Class Description

Join business coach and author of Escape From Cubicle Nation Pamela Slim for this comprehensive guide to forging your own path as an entrepreneur.

Starting out as a business owner can be scary; Pamela will help you tackle this fear head on as she guides you through the journey from employee to entrepreneur. From identifying your skills and strengths to building a secure financial plan, you’ll explore each stage of developing a business with a strong foundation and the potential for radical growth. Pamela will also cover networking, minimizing financial risk, mapping your sales process, identifying your ideal clients, and more.

By the end of this course, you’ll have a business plan customized to your business’s unique needs and unlock the freedoms associated with being your own boss and pursuing your true passions.

Reviews
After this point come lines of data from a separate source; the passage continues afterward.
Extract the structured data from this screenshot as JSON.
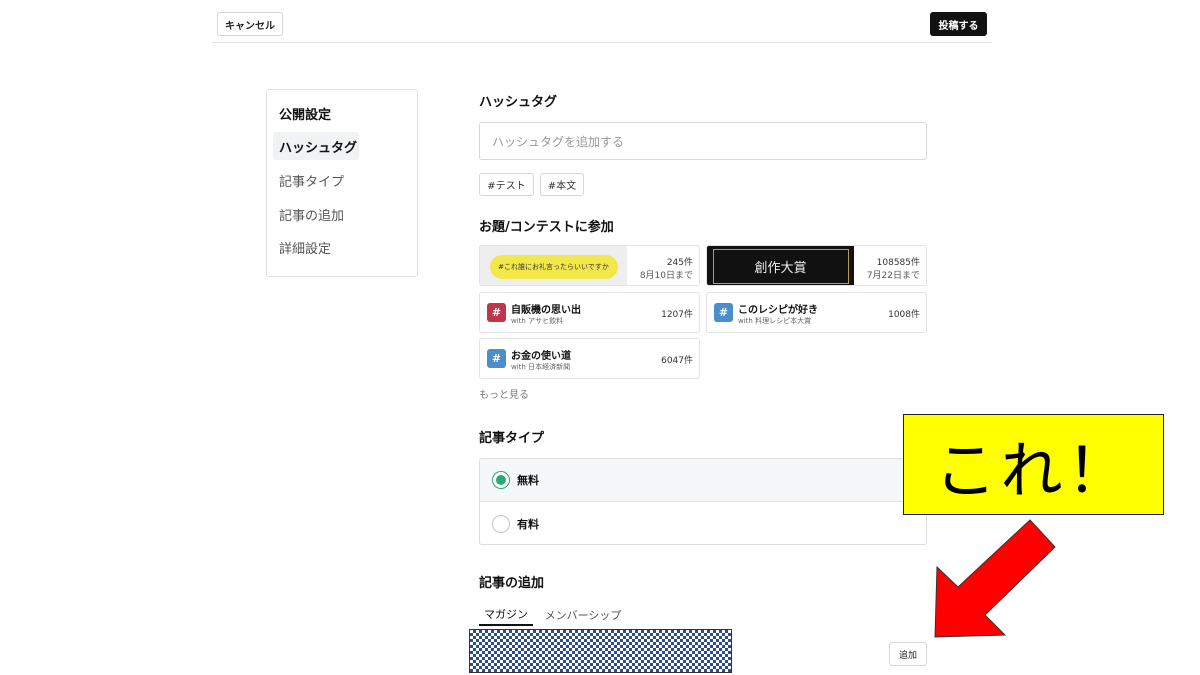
{
  "header": {
    "cancel_label": "キャンセル",
    "post_label": "投稿する"
  },
  "sidebar": {
    "title": "公開設定",
    "items": [
      {
        "label": "ハッシュタグ",
        "active": true
      },
      {
        "label": "記事タイプ",
        "active": false
      },
      {
        "label": "記事の追加",
        "active": false
      },
      {
        "label": "詳細設定",
        "active": false
      }
    ]
  },
  "hashtags": {
    "heading": "ハッシュタグ",
    "placeholder": "ハッシュタグを追加する",
    "chips": [
      "#テスト",
      "#本文"
    ]
  },
  "contests": {
    "heading": "お題/コンテストに参加",
    "banners": [
      {
        "banner_text": "#これ誰にお礼言ったらいいですか",
        "count": "245件",
        "deadline": "8月10日まで"
      },
      {
        "banner_text": "創作大賞",
        "count": "108585件",
        "deadline": "7月22日まで"
      }
    ],
    "topics": [
      {
        "title": "自販機の思い出",
        "sponsor": "with アサヒ飲料",
        "count": "1207件",
        "color": "#c0354a"
      },
      {
        "title": "このレシピが好き",
        "sponsor": "with 料理レシピ本大賞",
        "count": "1008件",
        "color": "#4a8fc9"
      },
      {
        "title": "お金の使い道",
        "sponsor": "with 日本経済新聞",
        "count": "6047件",
        "color": "#4a8fc9"
      }
    ],
    "more_label": "もっと見る"
  },
  "article_type": {
    "heading": "記事タイプ",
    "options": [
      {
        "label": "無料",
        "selected": true
      },
      {
        "label": "有料",
        "selected": false
      }
    ]
  },
  "article_add": {
    "heading": "記事の追加",
    "tabs": [
      {
        "label": "マガジン",
        "active": true
      },
      {
        "label": "メンバーシップ",
        "active": false
      }
    ],
    "add_label": "追加"
  },
  "annotation": {
    "callout_text": "これ！",
    "arrow_color": "#ff0000",
    "callout_color": "#ffff00"
  }
}
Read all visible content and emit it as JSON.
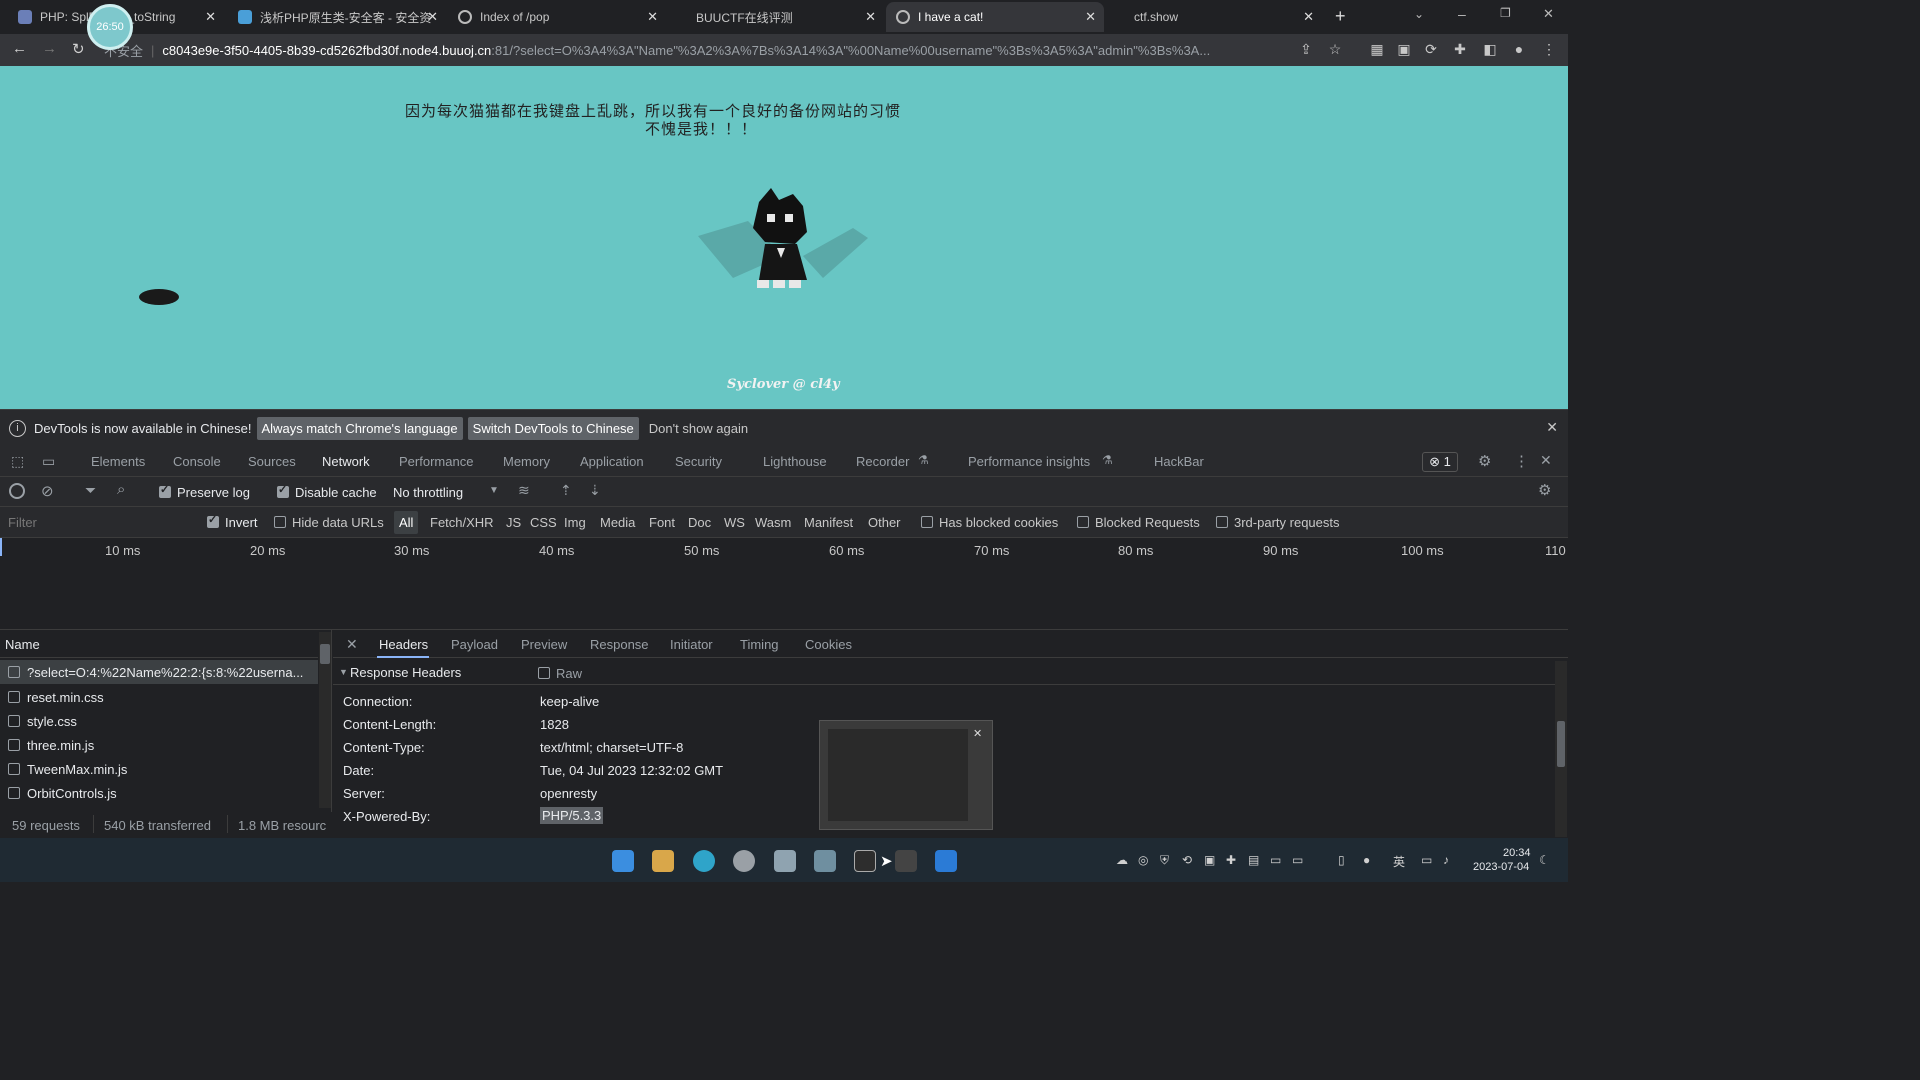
{
  "browser": {
    "timer_badge": "26:50",
    "tabs": [
      {
        "title": "PHP: SplF...ct::__toString",
        "active": false
      },
      {
        "title": "浅析PHP原生类-安全客 - 安全资",
        "active": false
      },
      {
        "title": "Index of /pop",
        "active": false
      },
      {
        "title": "BUUCTF在线评测",
        "active": false
      },
      {
        "title": "I have a cat!",
        "active": true
      },
      {
        "title": "ctf.show",
        "active": false
      }
    ],
    "new_tab_label": "+",
    "address": {
      "security_label": "不安全",
      "host": "c8043e9e-3f50-4405-8b39-cd5262fbd30f.node4.buuoj.cn",
      "rest": ":81/?select=O%3A4%3A\"Name\"%3A2%3A%7Bs%3A14%3A\"%00Name%00username\"%3Bs%3A5%3A\"admin\"%3Bs%3A..."
    }
  },
  "page": {
    "line1": "因为每次猫猫都在我键盘上乱跳，所以我有一个良好的备份网站的习惯",
    "line2": "不愧是我！！！",
    "credit": "Syclover @ cl4y",
    "background": "#68c6c4"
  },
  "devtools": {
    "infobar": {
      "message": "DevTools is now available in Chinese!",
      "btn_match": "Always match Chrome's language",
      "btn_switch": "Switch DevTools to Chinese",
      "dismiss": "Don't show again"
    },
    "panels": [
      "Elements",
      "Console",
      "Sources",
      "Network",
      "Performance",
      "Memory",
      "Application",
      "Security",
      "Lighthouse",
      "Recorder",
      "Performance insights",
      "HackBar"
    ],
    "selected_panel": "Network",
    "error_count": "1",
    "network_toolbar": {
      "preserve_log": "Preserve log",
      "disable_cache": "Disable cache",
      "throttling": "No throttling"
    },
    "filter": {
      "placeholder": "Filter",
      "invert": "Invert",
      "hide_data_urls": "Hide data URLs",
      "types": [
        "All",
        "Fetch/XHR",
        "JS",
        "CSS",
        "Img",
        "Media",
        "Font",
        "Doc",
        "WS",
        "Wasm",
        "Manifest",
        "Other"
      ],
      "has_blocked_cookies": "Has blocked cookies",
      "blocked_requests": "Blocked Requests",
      "third_party": "3rd-party requests"
    },
    "timeline_ticks": [
      "10 ms",
      "20 ms",
      "30 ms",
      "40 ms",
      "50 ms",
      "60 ms",
      "70 ms",
      "80 ms",
      "90 ms",
      "100 ms",
      "110"
    ],
    "requests": {
      "header": "Name",
      "items": [
        "?select=O:4:%22Name%22:2:{s:8:%22userna...",
        "reset.min.css",
        "style.css",
        "three.min.js",
        "TweenMax.min.js",
        "OrbitControls.js"
      ]
    },
    "status": {
      "requests": "59 requests",
      "transferred": "540 kB transferred",
      "resources": "1.8 MB resourc"
    },
    "details": {
      "tabs": [
        "Headers",
        "Payload",
        "Preview",
        "Response",
        "Initiator",
        "Timing",
        "Cookies"
      ],
      "section": "Response Headers",
      "raw": "Raw",
      "headers": [
        {
          "key": "Connection:",
          "value": "keep-alive"
        },
        {
          "key": "Content-Length:",
          "value": "1828"
        },
        {
          "key": "Content-Type:",
          "value": "text/html; charset=UTF-8"
        },
        {
          "key": "Date:",
          "value": "Tue, 04 Jul 2023 12:32:02 GMT"
        },
        {
          "key": "Server:",
          "value": "openresty"
        },
        {
          "key": "X-Powered-By:",
          "value": "PHP/5.3.3"
        }
      ]
    }
  },
  "taskbar": {
    "ime": "英",
    "time": "20:34",
    "date": "2023-07-04"
  }
}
TaniaFox
 

EVERY SINGLE WORD of this course is a pearl. An instant cure for analysis paralysis! I spent almost a year reading everything and attending every seminar/webinar that could be even tangentially related to my business, in order to validate what I already know (because you can't know what you know unless someone well-known knows it too, right?). The way this course is designed, it's like everyone knows they have what it takes to succeed, they just need to organise their inherent tools to best serve the structure they are building. There is absolutely nothing in this course that you can't use, adjust or quote to ensure your preparedness for moving forward with your business. I cannot thank Pamela Slim enough for generously sharing her invaluable knowledge and processes. Also, her guests, Susan Beier and Kyle Durand were perfectly chosen, equally generous with knowledge and just as easy-going. You can see why they form a mutual admiration society. The respect they have for each other, professionally and personally, is evident. The studio participants feel like they were cherry-picked, but in the best possible way; representing various stages of entrepreneurship, across a nice selection of fields. They each make major contributions to the sessions with their questions and their answers, as well as their sharing of experiences both personal and professional. Frankly, I have not been inclined to write a review before, let alone purchase a program. But this is one, like The Usual Suspects (if you don't know the film, please go find it), in which you will continue to find nuggets of information and want to refer to over and over again. I know I sound evangelical, but I really do feel like I've been offered the net I needed to go out on that limb. Watch for me, I may be giving your next course! Thank you Pam Slim! Thank you Creative Live!

user 5667b9
 

becoming an entrepreneur

a Creativelive Student
 

I bought the class thoughting the illustration included in this course in the class materials , but its not , thats sucks , THANKS A LOT